People have contacted me recently and asked when the second and third books of a trilogy will be published. This is a tremendous compliment, and very gratifying, but it introduces a sense of urgency, a sense of ‘time’s a-wasting’.
(‘I’m in a hurry to get things done, so I rush and rush until life’s no fun. All I’ve ever got to do is live and die, but I’m in a hurry and don’t know why’ [Alabama])
So what do you do?
In my case, faced with the thought that my last work was published in October of 2013, I scrambled to get book II of the trilogy ready. It was blocked out, it had some good flow to it. Book III was better, longer established. I had realized that the story had a center part between Volume I and what had originally been Volume II, and it needed to be developed. I started it in earnest six months ago, working on an old timeline. I set a December publication date. I plotted and pantsed and typed and went over and over what I had, and then I sat back and took stock. The story was there…and it wasn’t very good. It was exhausted, stale. The words were there, the thoughts were there, but writing that book was like trying to run up the side of a sand dune. Forget the thought of dancing.
I know my own (current) capabilities. I knew I could bring it in by December. But at what cost? My own exhaustion, certainly. Worse, that stretched, dry, rushed endeavor would be a waste of my readers’ time.
|The projected work, elegant in its concept…|
They wanted to know what happened to a specific character. Book III brings a very satisfying resolution, with a lot of adventure, suspense and laughter along the way (he’s that kind of kid). But people would have to slog through Book II before they hit that resolution. And that was where the problem was: If a reader was opening Book II and expecting something like this:
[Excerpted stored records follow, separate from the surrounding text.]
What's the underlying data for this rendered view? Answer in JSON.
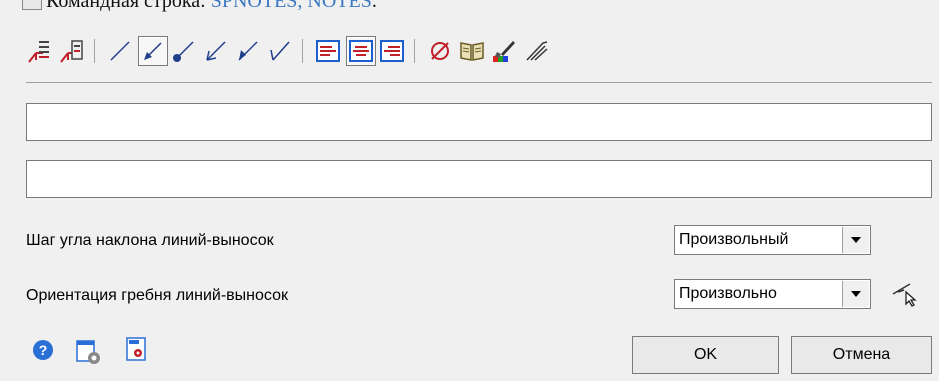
{
  "top_caption": {
    "prefix": "Командная строка: ",
    "command": "SPNOTES, NOTES",
    "suffix": "."
  },
  "toolbar": {
    "icons": [
      "leader-note-icon",
      "leader-note-frame-icon",
      "line-no-arrow-icon",
      "line-arrow-icon",
      "line-dot-icon",
      "line-open-arrow-icon",
      "line-half-arrow-icon",
      "line-tick-icon",
      "align-left-icon",
      "align-center-icon",
      "align-right-icon",
      "diameter-icon",
      "library-book-icon",
      "paint-brush-icon",
      "leader-comb-icon"
    ]
  },
  "fields": {
    "text_line_1": "",
    "text_line_2": ""
  },
  "angle_step": {
    "label": "Шаг угла наклона линий-выносок",
    "value": "Произвольный"
  },
  "comb_orientation": {
    "label": "Ориентация гребня линий-выносок",
    "value": "Произвольно"
  },
  "buttons": {
    "ok": "OK",
    "cancel": "Отмена"
  },
  "colors": {
    "accent_blue": "#1e5fcf",
    "link_blue": "#3b78c4",
    "red_icon": "#c0202a"
  }
}
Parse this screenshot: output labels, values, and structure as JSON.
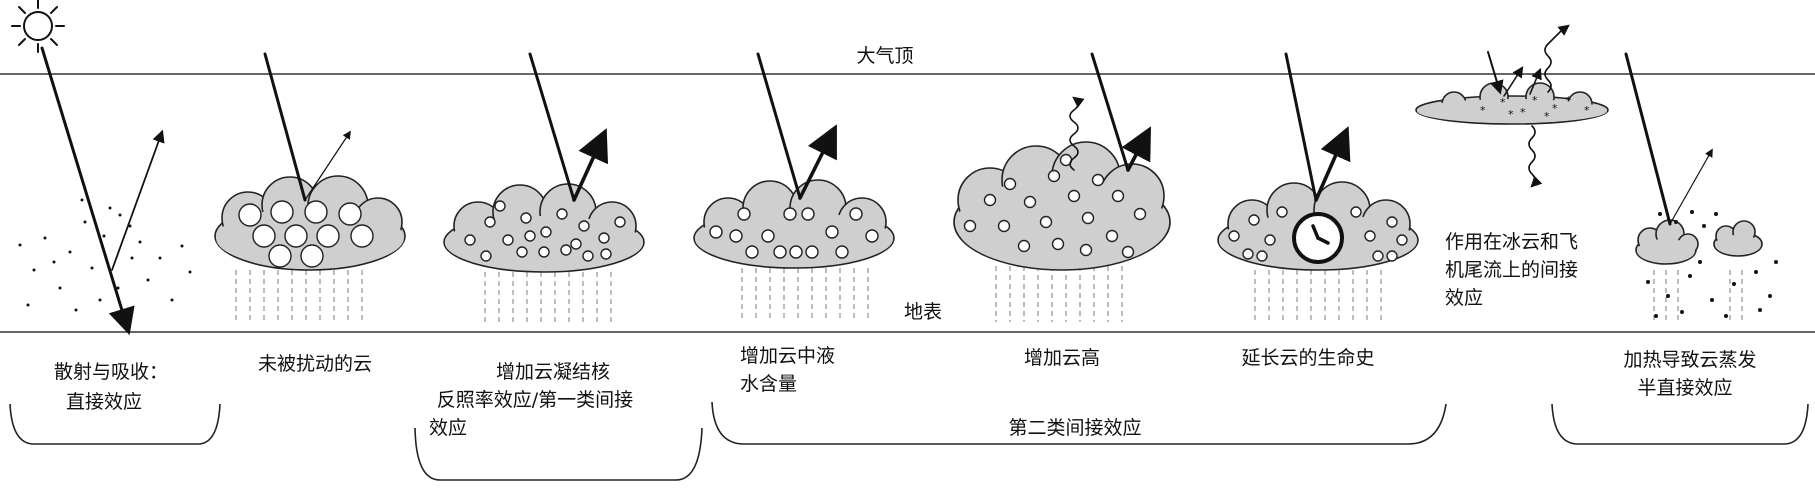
{
  "labels": {
    "toa": "大气顶",
    "surface": "地表"
  },
  "panels": [
    {
      "id": "scatter",
      "lines": [
        "散射与吸收：",
        "直接效应"
      ]
    },
    {
      "id": "unperturbed",
      "lines": [
        "未被扰动的云"
      ]
    },
    {
      "id": "ccn",
      "lines": [
        "增加云凝结核",
        "反照率效应/第一类间接",
        "效应"
      ]
    },
    {
      "id": "lwc",
      "lines": [
        "增加云中液",
        "水含量"
      ]
    },
    {
      "id": "height",
      "lines": [
        "增加云高"
      ]
    },
    {
      "id": "lifetime",
      "lines": [
        "延长云的生命史"
      ]
    },
    {
      "id": "ice",
      "lines": [
        "作用在冰云和飞",
        "机尾流上的间接",
        "效应"
      ]
    },
    {
      "id": "semidirect",
      "lines": [
        "加热导致云蒸发",
        "半直接效应"
      ]
    }
  ],
  "groups": {
    "second_indirect": "第二类间接效应"
  },
  "icons": {
    "sun": "sun-icon",
    "clock": "clock-icon"
  }
}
How could I possibly even think of producing something like this?
|Finished in a hurry… Sort of. Happy author? Uh, no…|
The fact is that I couldn’t.
And that led to a revelation that should not have surprised me. I can’t put out something that is consciously hurried. It is an insult to the story and to the reader to withhold my best effort. And – let’s admit this – it is disrespectful to our own talents and abilities not to endeavor to produce our very best.
Yes, the passing years will (I hope) bring improvement. Something I wrote twenty years ago, that made me happy, may not be satisfactory now that I have lived and practiced and grown those twenty years. But at that time it was my best.
So what is going on with Book II?
I contacted my editor and told him that it would be badly rushed if I pushed for a December release. (He agreed.) I took down any mention of the projected December date. I took a deep breath, uploaded a mobi version of the working manuscript onto my Kindle and started adjusting it. Tweaking wordings, contemplating the possible plot passages… Opening myself to the luxury of writing an excellent story, fit to follow the first and lead to the third.
I have something small and fun that I can polish in my spare time and put out in December. A fable that children and happy adults might enjoy.
And I can savor creating something beautiful. That is, after all, what we writers live to do. Isn’t it?
Check out the hop. There are some fabulous, unhurried posts to savor:
I did not know this when I started writing The Orphan’s Tale. I solved the problem by making it Alternate History (from a geographical standpoint).
|Avenue de l’Opera, Evening|
Since I was arrogant enough then to think I knew the area very well from reviewing maps, I knew that I could cut out a dog-leg by following a street that connected those two major thoroughfares.
|The Fontaine St-Michel, Paris|
I mentioned my near-mishap to a friend, who said “You do know that Michael the Archangel is the patron saint of Police, don’t you?”